Many Connecticut children are losing out on learning time when disruptive behavior from another student continually interrupts the school day. Problematic student behavior is a major problem in our schools, but many legislators aren’t aware of what’s happening in your classroom. They need to hear your stories.
On Friday, February 22, the legislature’s Education Committee will be holding a public hearing on legislation that protects students and teachers from dangerous situations in the classroom, and provides support and services for students who act out. Legislators need to hear from you!
There’s a crisis of disrupted learning not just in Connecticut, but across the U.S., and the Oregon Education Association today released a report on the conditions students and educators are facing in schools.

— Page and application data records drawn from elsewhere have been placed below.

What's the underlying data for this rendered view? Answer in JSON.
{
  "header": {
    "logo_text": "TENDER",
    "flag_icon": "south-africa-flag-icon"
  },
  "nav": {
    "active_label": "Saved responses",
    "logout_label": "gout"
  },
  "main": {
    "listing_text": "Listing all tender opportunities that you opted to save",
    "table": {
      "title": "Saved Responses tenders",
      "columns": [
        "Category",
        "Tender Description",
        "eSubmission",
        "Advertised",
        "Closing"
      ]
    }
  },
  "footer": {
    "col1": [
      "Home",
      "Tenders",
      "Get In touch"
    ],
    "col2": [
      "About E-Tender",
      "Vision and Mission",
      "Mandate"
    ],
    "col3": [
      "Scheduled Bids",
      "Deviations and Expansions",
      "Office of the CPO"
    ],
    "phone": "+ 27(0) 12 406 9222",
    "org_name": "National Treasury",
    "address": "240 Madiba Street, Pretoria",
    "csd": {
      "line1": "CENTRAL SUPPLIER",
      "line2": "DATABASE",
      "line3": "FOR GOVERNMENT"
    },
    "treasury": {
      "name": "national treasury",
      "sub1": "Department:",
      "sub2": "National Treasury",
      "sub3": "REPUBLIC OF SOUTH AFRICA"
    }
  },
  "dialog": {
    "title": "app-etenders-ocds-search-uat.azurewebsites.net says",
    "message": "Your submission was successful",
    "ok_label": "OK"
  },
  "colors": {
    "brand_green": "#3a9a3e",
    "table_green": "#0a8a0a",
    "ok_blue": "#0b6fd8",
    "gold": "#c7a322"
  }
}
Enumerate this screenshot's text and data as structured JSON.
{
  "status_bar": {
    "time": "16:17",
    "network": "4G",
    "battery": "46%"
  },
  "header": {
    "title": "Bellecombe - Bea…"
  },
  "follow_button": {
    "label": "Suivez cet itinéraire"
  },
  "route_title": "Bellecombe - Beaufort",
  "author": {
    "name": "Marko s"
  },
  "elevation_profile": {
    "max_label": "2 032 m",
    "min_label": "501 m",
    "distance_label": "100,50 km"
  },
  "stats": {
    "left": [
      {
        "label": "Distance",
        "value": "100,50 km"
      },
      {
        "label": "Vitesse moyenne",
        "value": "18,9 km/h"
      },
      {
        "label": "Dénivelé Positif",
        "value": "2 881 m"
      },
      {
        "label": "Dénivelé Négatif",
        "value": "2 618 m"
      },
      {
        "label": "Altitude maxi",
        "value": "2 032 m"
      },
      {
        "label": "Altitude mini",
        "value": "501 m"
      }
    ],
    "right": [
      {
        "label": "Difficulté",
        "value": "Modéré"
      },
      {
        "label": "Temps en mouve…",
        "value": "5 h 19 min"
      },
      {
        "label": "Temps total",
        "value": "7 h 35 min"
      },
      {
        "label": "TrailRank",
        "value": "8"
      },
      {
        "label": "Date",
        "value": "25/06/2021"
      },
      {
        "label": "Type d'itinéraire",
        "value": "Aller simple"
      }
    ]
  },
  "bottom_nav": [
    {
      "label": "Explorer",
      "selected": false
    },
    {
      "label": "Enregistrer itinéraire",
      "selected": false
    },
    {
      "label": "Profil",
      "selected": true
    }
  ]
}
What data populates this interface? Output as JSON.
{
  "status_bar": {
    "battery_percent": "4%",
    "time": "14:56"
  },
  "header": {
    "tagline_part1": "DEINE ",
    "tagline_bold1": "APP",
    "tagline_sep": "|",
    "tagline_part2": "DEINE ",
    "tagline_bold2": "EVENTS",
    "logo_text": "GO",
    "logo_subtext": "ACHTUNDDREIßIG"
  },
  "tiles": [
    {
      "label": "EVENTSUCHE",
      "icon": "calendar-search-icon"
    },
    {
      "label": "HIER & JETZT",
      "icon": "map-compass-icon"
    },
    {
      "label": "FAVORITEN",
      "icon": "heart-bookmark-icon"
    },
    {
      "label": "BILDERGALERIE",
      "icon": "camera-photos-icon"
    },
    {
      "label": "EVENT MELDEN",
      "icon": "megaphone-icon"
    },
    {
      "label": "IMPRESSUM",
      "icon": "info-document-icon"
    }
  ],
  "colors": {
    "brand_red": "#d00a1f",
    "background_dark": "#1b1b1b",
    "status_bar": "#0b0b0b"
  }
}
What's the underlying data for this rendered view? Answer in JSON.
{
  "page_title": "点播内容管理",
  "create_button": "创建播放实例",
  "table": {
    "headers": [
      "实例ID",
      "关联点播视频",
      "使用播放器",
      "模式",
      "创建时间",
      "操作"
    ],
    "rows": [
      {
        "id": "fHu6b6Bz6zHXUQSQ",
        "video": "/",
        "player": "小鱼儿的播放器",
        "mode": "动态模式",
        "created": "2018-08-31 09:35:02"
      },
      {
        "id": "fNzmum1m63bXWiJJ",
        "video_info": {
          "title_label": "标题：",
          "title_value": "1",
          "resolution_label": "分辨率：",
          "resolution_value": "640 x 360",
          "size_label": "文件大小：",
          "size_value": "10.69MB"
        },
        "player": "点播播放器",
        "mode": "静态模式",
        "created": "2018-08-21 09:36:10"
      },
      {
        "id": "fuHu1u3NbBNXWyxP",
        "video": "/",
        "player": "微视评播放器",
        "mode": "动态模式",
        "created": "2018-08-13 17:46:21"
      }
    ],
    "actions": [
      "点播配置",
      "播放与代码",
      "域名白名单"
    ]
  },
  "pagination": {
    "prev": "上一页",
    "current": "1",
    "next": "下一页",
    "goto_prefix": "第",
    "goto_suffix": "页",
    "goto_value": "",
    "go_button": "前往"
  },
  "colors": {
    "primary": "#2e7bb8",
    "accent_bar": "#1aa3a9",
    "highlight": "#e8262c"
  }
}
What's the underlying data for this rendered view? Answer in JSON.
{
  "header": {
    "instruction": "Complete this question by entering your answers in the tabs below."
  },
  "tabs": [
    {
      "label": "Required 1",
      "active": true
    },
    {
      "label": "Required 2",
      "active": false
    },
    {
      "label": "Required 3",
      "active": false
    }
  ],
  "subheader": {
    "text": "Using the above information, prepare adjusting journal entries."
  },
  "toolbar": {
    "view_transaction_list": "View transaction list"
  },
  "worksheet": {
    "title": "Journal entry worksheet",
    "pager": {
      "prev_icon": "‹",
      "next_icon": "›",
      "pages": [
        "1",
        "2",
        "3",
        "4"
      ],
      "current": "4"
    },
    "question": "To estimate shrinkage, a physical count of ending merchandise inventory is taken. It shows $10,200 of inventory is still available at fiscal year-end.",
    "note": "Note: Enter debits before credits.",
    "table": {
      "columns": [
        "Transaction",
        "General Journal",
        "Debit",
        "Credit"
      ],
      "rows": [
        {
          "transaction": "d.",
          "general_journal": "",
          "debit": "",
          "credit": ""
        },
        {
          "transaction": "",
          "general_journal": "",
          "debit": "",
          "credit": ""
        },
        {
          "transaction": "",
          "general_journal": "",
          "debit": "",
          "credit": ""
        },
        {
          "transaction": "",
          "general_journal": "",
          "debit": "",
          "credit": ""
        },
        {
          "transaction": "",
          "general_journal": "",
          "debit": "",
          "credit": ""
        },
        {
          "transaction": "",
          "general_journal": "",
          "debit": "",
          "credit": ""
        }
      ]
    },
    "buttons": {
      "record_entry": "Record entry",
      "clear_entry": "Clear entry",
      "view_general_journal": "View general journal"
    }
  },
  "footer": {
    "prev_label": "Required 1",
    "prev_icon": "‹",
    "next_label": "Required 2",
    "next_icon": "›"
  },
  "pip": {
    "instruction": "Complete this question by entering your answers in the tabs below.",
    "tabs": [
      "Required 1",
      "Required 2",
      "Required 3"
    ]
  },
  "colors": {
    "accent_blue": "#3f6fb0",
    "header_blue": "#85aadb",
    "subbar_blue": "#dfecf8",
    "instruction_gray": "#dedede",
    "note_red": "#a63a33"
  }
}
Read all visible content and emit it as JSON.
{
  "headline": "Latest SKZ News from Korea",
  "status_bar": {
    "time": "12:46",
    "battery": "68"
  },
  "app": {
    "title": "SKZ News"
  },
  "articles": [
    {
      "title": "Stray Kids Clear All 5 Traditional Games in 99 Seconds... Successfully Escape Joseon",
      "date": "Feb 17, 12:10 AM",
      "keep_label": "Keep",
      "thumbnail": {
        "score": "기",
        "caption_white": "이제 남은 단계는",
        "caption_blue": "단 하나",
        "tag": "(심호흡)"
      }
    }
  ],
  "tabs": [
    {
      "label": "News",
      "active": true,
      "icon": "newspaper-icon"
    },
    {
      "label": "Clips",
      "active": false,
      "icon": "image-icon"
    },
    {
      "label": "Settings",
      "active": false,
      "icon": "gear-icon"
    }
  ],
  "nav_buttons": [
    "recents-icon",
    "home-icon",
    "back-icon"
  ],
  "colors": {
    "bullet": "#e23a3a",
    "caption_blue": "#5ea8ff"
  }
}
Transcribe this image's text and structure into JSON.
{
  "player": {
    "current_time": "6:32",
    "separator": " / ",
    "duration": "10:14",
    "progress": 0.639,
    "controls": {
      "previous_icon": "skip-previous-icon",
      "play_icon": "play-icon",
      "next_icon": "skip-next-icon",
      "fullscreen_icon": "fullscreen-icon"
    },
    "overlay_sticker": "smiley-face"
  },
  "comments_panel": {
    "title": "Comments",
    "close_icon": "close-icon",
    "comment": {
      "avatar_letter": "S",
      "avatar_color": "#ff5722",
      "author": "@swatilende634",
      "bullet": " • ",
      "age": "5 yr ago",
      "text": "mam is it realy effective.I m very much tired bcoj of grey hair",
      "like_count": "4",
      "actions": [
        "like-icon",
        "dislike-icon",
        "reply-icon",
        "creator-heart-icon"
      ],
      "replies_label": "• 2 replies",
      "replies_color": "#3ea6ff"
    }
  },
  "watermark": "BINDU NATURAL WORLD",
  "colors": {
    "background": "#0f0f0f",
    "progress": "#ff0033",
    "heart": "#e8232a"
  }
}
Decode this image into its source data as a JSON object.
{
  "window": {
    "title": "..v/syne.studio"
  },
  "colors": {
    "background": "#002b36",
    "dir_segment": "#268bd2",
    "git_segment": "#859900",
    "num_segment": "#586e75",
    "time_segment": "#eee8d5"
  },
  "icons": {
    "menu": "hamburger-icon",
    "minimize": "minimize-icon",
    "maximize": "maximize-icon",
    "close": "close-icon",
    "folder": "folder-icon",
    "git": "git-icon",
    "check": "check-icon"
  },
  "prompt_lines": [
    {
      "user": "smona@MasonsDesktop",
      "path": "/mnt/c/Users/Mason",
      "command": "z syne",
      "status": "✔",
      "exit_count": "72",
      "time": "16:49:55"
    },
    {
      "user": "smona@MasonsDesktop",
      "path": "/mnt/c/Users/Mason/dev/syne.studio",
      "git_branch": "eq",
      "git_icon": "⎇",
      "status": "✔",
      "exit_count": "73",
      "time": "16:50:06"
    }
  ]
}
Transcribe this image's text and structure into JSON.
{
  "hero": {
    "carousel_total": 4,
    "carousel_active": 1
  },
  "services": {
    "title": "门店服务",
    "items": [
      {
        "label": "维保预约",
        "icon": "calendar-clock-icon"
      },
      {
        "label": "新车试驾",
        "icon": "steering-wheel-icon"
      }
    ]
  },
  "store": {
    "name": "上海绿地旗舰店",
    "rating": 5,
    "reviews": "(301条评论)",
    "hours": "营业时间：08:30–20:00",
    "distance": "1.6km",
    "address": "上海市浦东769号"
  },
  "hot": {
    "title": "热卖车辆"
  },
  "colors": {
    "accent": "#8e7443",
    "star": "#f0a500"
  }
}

Some Oregon teachers talked to a local news station about the disruptions they face daily.
Teachers in Connecticut experience many of these same situations, but legislators are unaware of the severity and pervasiveness of the problem.
Share your own story (anonymously if you so choose) to make legislators aware of the need for action to make classrooms safe for all students and teachers.
To arrange for a teacher-legislator get-together in your district, contact your local association president and CEA’s Chris Donovan or Robyn Kaplan-Cho.
CEA Program Development Specialist Robyn Kaplan-Cho and CEA Executive Director Donald Williams serve on the Classroom Safety Working Group
At its second meeting today, the classroom safety working group continued an ongoing discussion seeking to come to agreement on language for a bill that could be raised by the General Assembly in 2019.
The group, which was created after Governor Malloy vetoed a classroom safety bill that had resoundingly passed the state House and Senate last spring, has been offering feedback on a new draft bill authored by CEA.
CEA Executive Director Donald Williams reminded group members of the critical nature of their task.
“The Connecticut General Assembly last legislative session heard extensive testimony from teachers about the increase in problematic student behaviors that are causing harm to other students and teachers,” Williams said. Read more
Legislators failed to protect students and teachers—and lost the best chance Connecticut has had to increase classroom safety for all students and reduce discriminatory discipline for students of color and special education students—when they failed today to override Governor Malloy’s veto of the classroom safety bill.
“It is truly disheartening that legislators and the governor denied protections for the safety of students and teachers, and proactive supports to help students who cause physical injury to others,” said CEA President Sheila Cohen. “The only way to end the school-to-prison pipeline is to take actions that hold administrators accountable for ensuring that students receive the resources they need. We are disappointed that legislators, who passed this bill with overwhelming bipartisan support, failed to override the governor’s veto and enact this bill into law.”
Thanks to the many teachers who reached out and shared their stories with lawmakers, the House and Senate overwhelmingly passed SB 453, An Act Concerning Classroom Safety and Disruptive Behavior.
Unfortunately, the fight is not over. Governor Malloy has vetoed the bill, based on false information and a misrepresentation of the facts.
Your legislators need to hear from you—especially if they have not heard from you yet. This is our last chance to persuade lawmakers to override the governor’s veto. Without your calls to action, this bill will die, and students will lose the best chance they had to get the help they need before it’s too late.
Help set the record straight. Give your legislators the facts and ask for their support in overriding the governor’s veto.
CLICK HEREto contact your legislators one last time on this important issue.
Only the individual sender/poster is responsible for the content of the message, and the message does not necessarily reflect the position or policy of the Connecticut Education Association or its affiliates.